Railway system of the Soviet Union

  (Redirected from Soviet Railways)

The Soviet Railways (Russian: Советские железные дороги (СЖД)) was the state owned national railway system of the Soviet Union, headquartered in Moscow. The railway started operations in December 1922, shortly after the formation of the Soviet Union. It operated until the dissolution of the Soviet Union in December 1991.[1] The Soviet Railways were the largest unified railway in the world and the backbone of the Soviet Union's economy. Soviet Railways greatly upgraded and expanded the Russian Imperial Railways to meet the demands of the Soviet Union. The railway was directly under the control of the Ministry of Railways in the Soviet Union.

Soviet Railways
P36.jpg
Steam locomotives, such as the P36, were the quintessential symbol of the Soviet Railways.
Overview
HeadquartersMoscow
Reporting markSZhD, SZD
LocaleSoviet Union
Dates of operation1922–1991
PredecessorRIZhD, JGR
SuccessorRŽD, UZ, BCh, ADDY, SR, HYU, LG, CFM, EVR, LZD, KTZ, OTY, TZD, KTJ
Technical
Track gauge1,520 mm (4 ft 11+2732 in)
Electrification3 kV DC, 25 kV AC, 50 Hz
Length147,400 km (91,600 mi)

After the dissolution of the Soviet Union, the Soviet Railways were split into fifteen different national railways belonging to the respective countries. However, after the end of Soviet Railways, rail transport in the former Soviet states greatly declined and have not recovered to their former efficiency to this day.[2] Russian Railways is considered as the primary successor[clarification needed] of Soviet Railways. Other successors inherited the Soviet infrastructure in Central Asia.

Successor railwaysEdit
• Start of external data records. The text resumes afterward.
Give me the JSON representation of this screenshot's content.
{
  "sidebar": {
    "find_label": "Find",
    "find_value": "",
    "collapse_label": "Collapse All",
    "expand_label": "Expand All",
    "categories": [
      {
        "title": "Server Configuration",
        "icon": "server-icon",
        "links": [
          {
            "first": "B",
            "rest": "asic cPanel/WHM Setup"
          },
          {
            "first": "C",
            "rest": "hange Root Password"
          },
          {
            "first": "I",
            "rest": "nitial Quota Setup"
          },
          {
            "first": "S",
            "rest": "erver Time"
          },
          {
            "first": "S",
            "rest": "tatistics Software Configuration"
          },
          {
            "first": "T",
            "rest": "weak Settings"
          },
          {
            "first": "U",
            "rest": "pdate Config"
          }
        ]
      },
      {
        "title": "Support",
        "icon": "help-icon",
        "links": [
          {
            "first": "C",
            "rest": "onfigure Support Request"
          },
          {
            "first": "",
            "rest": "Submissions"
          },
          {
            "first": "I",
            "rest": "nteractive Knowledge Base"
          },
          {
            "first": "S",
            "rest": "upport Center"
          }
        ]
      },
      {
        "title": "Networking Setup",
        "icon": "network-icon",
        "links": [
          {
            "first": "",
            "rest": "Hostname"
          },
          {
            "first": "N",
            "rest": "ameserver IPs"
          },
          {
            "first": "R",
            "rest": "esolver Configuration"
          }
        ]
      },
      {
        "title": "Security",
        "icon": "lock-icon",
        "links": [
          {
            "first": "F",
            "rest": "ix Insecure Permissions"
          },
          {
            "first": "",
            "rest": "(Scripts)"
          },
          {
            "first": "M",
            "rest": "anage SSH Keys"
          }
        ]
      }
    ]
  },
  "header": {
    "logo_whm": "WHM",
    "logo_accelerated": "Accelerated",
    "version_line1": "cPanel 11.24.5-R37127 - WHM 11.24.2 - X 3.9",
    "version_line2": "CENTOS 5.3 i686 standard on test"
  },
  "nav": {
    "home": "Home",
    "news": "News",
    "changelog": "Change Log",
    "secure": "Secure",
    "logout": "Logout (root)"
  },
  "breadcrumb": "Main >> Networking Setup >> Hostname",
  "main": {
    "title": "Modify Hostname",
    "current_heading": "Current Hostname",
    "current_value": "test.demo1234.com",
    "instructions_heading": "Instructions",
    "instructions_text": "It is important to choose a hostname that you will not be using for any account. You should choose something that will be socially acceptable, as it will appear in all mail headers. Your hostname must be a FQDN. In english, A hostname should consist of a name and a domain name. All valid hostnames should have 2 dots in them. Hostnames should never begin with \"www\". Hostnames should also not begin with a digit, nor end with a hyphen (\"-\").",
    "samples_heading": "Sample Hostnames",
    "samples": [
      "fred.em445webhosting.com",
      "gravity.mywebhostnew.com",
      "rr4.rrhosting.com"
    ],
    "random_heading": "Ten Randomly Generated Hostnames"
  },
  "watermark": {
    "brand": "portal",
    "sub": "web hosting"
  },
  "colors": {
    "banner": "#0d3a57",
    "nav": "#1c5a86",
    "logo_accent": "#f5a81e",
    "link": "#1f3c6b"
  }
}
Railway Native name Country Year started Length (in km) Notes
Armenian Railways Հայկական երկաթուղի
Haykakan yerkat’ughi (HYU)
  Armenia 1992–2008 845 km Railway operations and infrastructure taken over by South Caucasus Railway (Հարավկովկասյան երկաթուղի, Haravkovkasyan yerkat’ughi) in 2008, a subsidiary of Russian Railways.
Azerbaijan Railways Azərbaycan Dəmir Yolları (ADY)   Azerbaijan 1991 2,932 km
Belarusian Railway Беларуская чыгунка
Belaruskaya Chygunka (BCh)
  Belarus 1992 5,490 km
Estonian Railways Eesti Raudtee (EVR)   Estonia 1992 816 km Train operations have since been separated as Elron, Edelaraudtee, Operail and GoRail.
Georgian Railways საქართველოს რკინიგზა
sakartvelos rk'inigza (SR)
  Georgia 1992 1,513 km In the de facto independent Abkhazia, the railway has been operated by Abkhaz Railway since 1992.
Kazakhstan Railways Қазақстан Темір Жолы
Kazakhstan Temir Zholy (KTZ)
  Kazakhstan 1997 15,000 km
Kyrgyz Railways Кыргыз Темир Жолу
Kyrgyz Temir Jolu (KTJ)
  Kyrgyzstan 1992 417 km
Latvian Railways Latvijas dzelzceļš (LDz)   Latvia 1992 2,269 km Passenger operations have since been taken over by the separate company Pasažieru vilciens (PV).
Lithuanian Railways Lietuvos geležinkeliai (LTG)   Lithuania 1991 1,766 km
Moldovan Railways Calea Ferată din Moldova (CFM)   Moldova 1992 1,156 km Railway operations in the de facto independent Transnistria are operated by Transnistrian Railway (Приднестровская железная дорога, Pridnestrovskaya zheleznaya doroga).
Russian Railways Российские железные дороги
Rossiyskie zheleznye dorogi (RŽD)
  Russia 1992 85,281 km
Tajik Railways Роӽи оӽани Тоҷикистон
Rohi ohani Toçikiston
  Tajikistan 1992 616 km
Ukrainian Railways Укрзалізниця
Ukrzaliznytsia (UZ)
  Ukraine 1991 22,300 km
Uzbek Railways Oʻzbekiston Temir Yoʻllari (OTY)   Uzbekistan 1994 4,669 km

See alsoEdit

ReferencesEdit

  1. ^ Russian Railways - History of Russian Railways (1914-1991)
  2. ^ Russian Railways - History of Russian Railways (1991-2003)

Further readingEdit

  • Kelly, Peter (April 1984). "Railways in the Soviet Union". Rail Enthusiast. EMAP National Publications. pp. 24–27. ISSN 0262-561X. OCLC 49957965.